Research presented at the American Psychological Association’s 2003 Convention showed that music lessons offered children ‘intellectual benefits’ and could even ‘fine-tune their sensitivity to emotion in speech’. Six-year-old children in the study who took music lessons (either keyboard or voice) showed an additional 2.5 point increase in their IQ levels compared with other six-year-old children who were not involved in music. These children were also better able to identify a person’s emotion simply by tone of voice. One of the researchers hypothesized that ‘perhaps the same area of the brain processes both speech prosody and music’, and that ‘training in one domain would act to engage and refine those neural resources’.
J Chamberlin, ‘Are there hidden benefits to music lessons?’,
Monitor on Psychology Vol 34, No 9, American Psychological Association, October 2003


A 2001 report by The College Entrance Examination Board showed that music involvement increased students’ SAT scores. The report says that ‘students in music performance [courses] scored 57 points higher on the verbal and 41 points higher on the math, and students in music appreciation [courses] scored 63 points higher on verbal and 44 points higher on the math, than students with no arts participation’.
College-Bound Seniors National Report: Profile of SAT Program Test Takers.
Princeton, New Jersey, The College Entrance Examination Board, 2001


According to the American Music Conference, ‘In 1999, at PS96 in East Harlem, only 13% of the students performed at grade level in reading or math. Eighteen months after the music program was restored, 71% of the students were performing at grade level. The principal, Victor Lopez, attributes this astounding success to the restoration of the music program.’
American Music Conference informational website

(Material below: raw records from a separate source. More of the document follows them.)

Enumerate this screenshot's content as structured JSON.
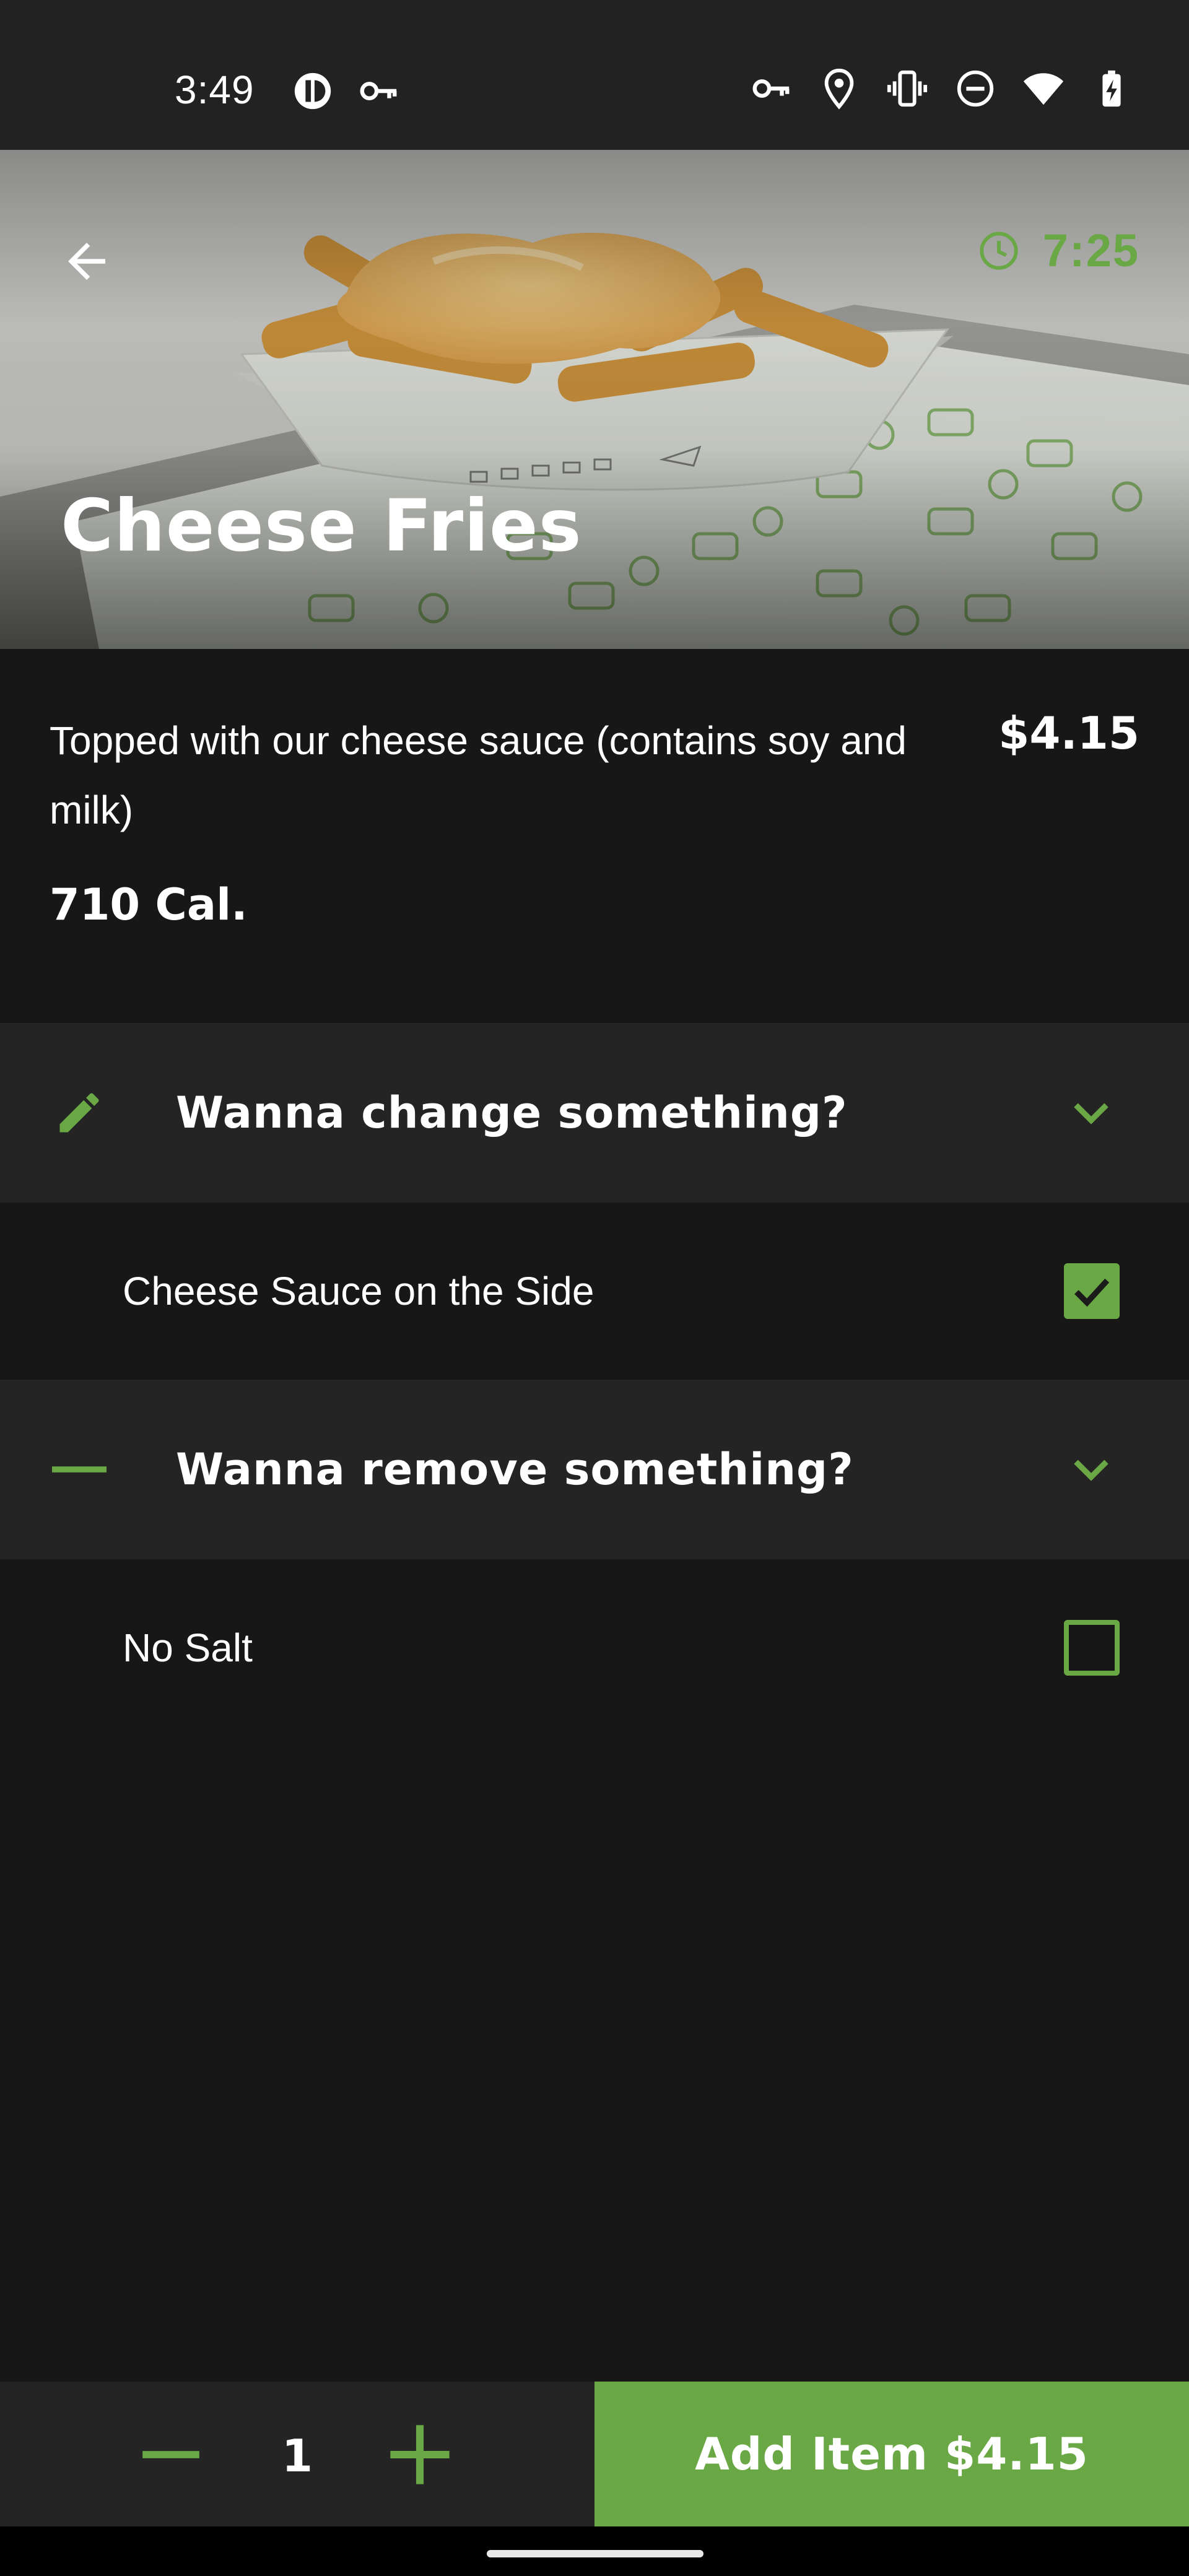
{
  "status_bar": {
    "time": "3:49",
    "left_icons": [
      "app-notification-icon",
      "vpn-key-icon"
    ],
    "right_icons": [
      "vpn-key-icon",
      "location-icon",
      "vibrate-icon",
      "do-not-disturb-icon",
      "wifi-icon",
      "battery-charging-icon"
    ]
  },
  "hero": {
    "title": "Cheese Fries",
    "timer": "7:25",
    "back_icon": "arrow-back-icon",
    "timer_icon": "clock-icon"
  },
  "item": {
    "description": "Topped with our cheese sauce (contains soy and milk)",
    "price": "$4.15",
    "calories": "710 Cal."
  },
  "sections": [
    {
      "title": "Wanna change something?",
      "icon": "pencil-icon",
      "options": [
        {
          "label": "Cheese Sauce on the Side",
          "checked": true
        }
      ]
    },
    {
      "title": "Wanna remove something?",
      "icon": "minus-icon",
      "options": [
        {
          "label": "No Salt",
          "checked": false
        }
      ]
    }
  ],
  "bottom_bar": {
    "quantity": "1",
    "add_label": "Add Item $4.15"
  },
  "colors": {
    "accent": "#6aa745",
    "background": "#171717",
    "section_bg": "#242424",
    "status_bar_bg": "#222222"
  }
}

‘In a Scottish study, one group of elementary students received musical training, while another other group received an equal amount of discussion skills training. After six months, the students in the music group achieved a significant increase in reading test scores, while the reading test scores of the discussion skills group did not change.’
Sheila Douglas and Peter Willatts,
Journal of Research in Reading, 1994 (from the Children’s Music Workshop, USA)


‘The Kettle Moraine school district in Wales, Wisconsin is requiring piano lessons for all K-5 pupils after seeing encouraging results from a district pilot program. District officials based their pilot program on research findings that show music training – specifically piano instruction – is far superior to computer instruction in enhancing children’s abstract reasoning skills.’
Karen Abercrombie, Education Week, 14 October 1998

‘In academic situations, students in music programs are less likely to draw unfounded conclusions.’
Champions of Change, Federal study, 1999
(from the Children’s Music Workshop, USA)

 

Personal and social development

Intellectual development

Educational participation and achievement

Crime and substance abuse

Role models